In recent years baseball has limped in to the all-star break, trying to shrug off labor disputes, dwindling attendance and player salary squabbles. It's different this year.
Attendance is up -- due in part to two new expansion teams -- labor peace continues and there are individual assaults on cherished batting records that should continue to fan the flames of fans -- and collectors -- right through the end of the year.
The only thing missing will be serious pennant races in all divisions because of the top-heavy performances of the Yankees, Indians, Braves and Padres. If you look it up in our column in April that predicted the division finishes, we had Cleveland, New York and Anaheim winning in the American League; Atlanta, Houston and San Diego winning in the National League. A check of the mid-season standings will find all six of those teams just where they were pegged to be.
The Yankees may be the real story if they continue on their current pace. A 61-20 record at the break is a record -- they are on a pace to win 122 games that set the all-time mark and likely put the Bronx Bombers back near the top for merchandising and collecting. Only boredom or injuries will prevent them from winning more than 110 games this year.

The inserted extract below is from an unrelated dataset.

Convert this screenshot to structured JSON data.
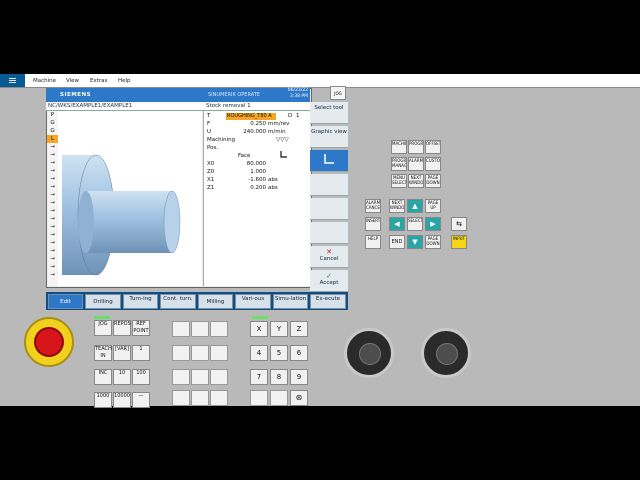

The only real races are in the AL West where the Rangers are chasing the Angels and where the Red Sox lead in the wild card hunt. In the National League, the Giants and Cubs are within striking distance of first place but more likely, will duke it out with the Mets for the wild card spot. That is great news for the league as the big market teams are in contention and will generate additional publicity.
Individual honors are a little more fuzzy. Mark McGwire, Ken Griffey and Sammy Sosa are all chasing Roger Maris' 61 home runs record, but the guess is here is that all three will fall short. McGwire could get 200 walks easier than 62 homers the way his slumping St. Louis teammates are playing; Griffey likewise is playing on a surprisingly woeful Mariner club and Sosa, bothered by a bad shoulder, will play 45 of his final 75 games away from the friendly confines of cozy Wrigley Field.
Maris broke Babe Ruth's record because he had Mickey Mantle, who had 54 homers that year. More importantly, there was less media scrutiny then. The pressure of hitting round trippers should start to get to McGwire, Griffey and Sosa in the second half. In addition, all three have been prone to injury in recent years and in order to have a legitimate shot at 62 home runs, they will all need to stay healthy.
More interesting is Juan Gonzalez of the Rangers assault on Hack Wilson's 190 RBI total. He's got 101 at the break and is on a pace to get 188. No one has come even close to this once thought of insurmountable mark. In a sense, it's a more impressive achievement than 62 home runs because of the constant pressure to drive in runs. His team is in contention and if he stays healthy and the Rangers, who have been near the top of the league in hitting all season, continue to put men on board for him -- well, stock up on your Gonzalez gear for the off-season.
Individual awards often trigger additional interest for collectors so here is a look at how the trophies would be handed out if the season were to end at the all-star break.
National League MVP. Sammy Sosa, Chicago. Without him, the Cubs have no punch and aren't contending for the post-season. McGwire may have better numbers but his team is out of contention this year.
American League MVP. Juan Gonzalez, Texas. His 101 RBI are amazing, although it's tough not to take someone from balanced Yankee club.
National League Cy Young Award. Greg Maddux, Atlanta. They should just retire the award and give it to him. Teammate Tom Glavine is his only real competition.
American League Cy Young Award. David Wells, New York. A slim nod to the hefty southpaw over Pedro Martinez of Sox and Wells' teammate, David Cone. Wells' perfect game gives him the slight edge.
National League rookie-of-the-year. Kerry Wood, Chicago. A lot of good rookies in National League but striking out 20 Astros will make him odds-on favorite.
American League rookie-of-the-year. Rolando Arroyo , Tampa Bay. He's been a dominant pitcher on an expansion team.
National League manager-of-the-year. Terry Francona, Philadelphia. Okay, so they aren't leading the division, one year ago, they were the worst team in baseball and now they are above. 500.
American League manager-of-the-year. Joe Torre, New York. The record speaks for itself without a superstar performance. He has kept egos and media in check.
National League comeback player of the year. Greg Vaughn, San Diego. Miserable last year, he's leading Padres' home run parade and major reason they're back in first.
American League comeback player of the year. Bret Saberhagen, Boston. Out of baseball, veteran is winning games for Red Sox who are in great position for post-season spot.
As far as the World Series, I'm staying with my pre-season prediction of the Yankees over the Braves.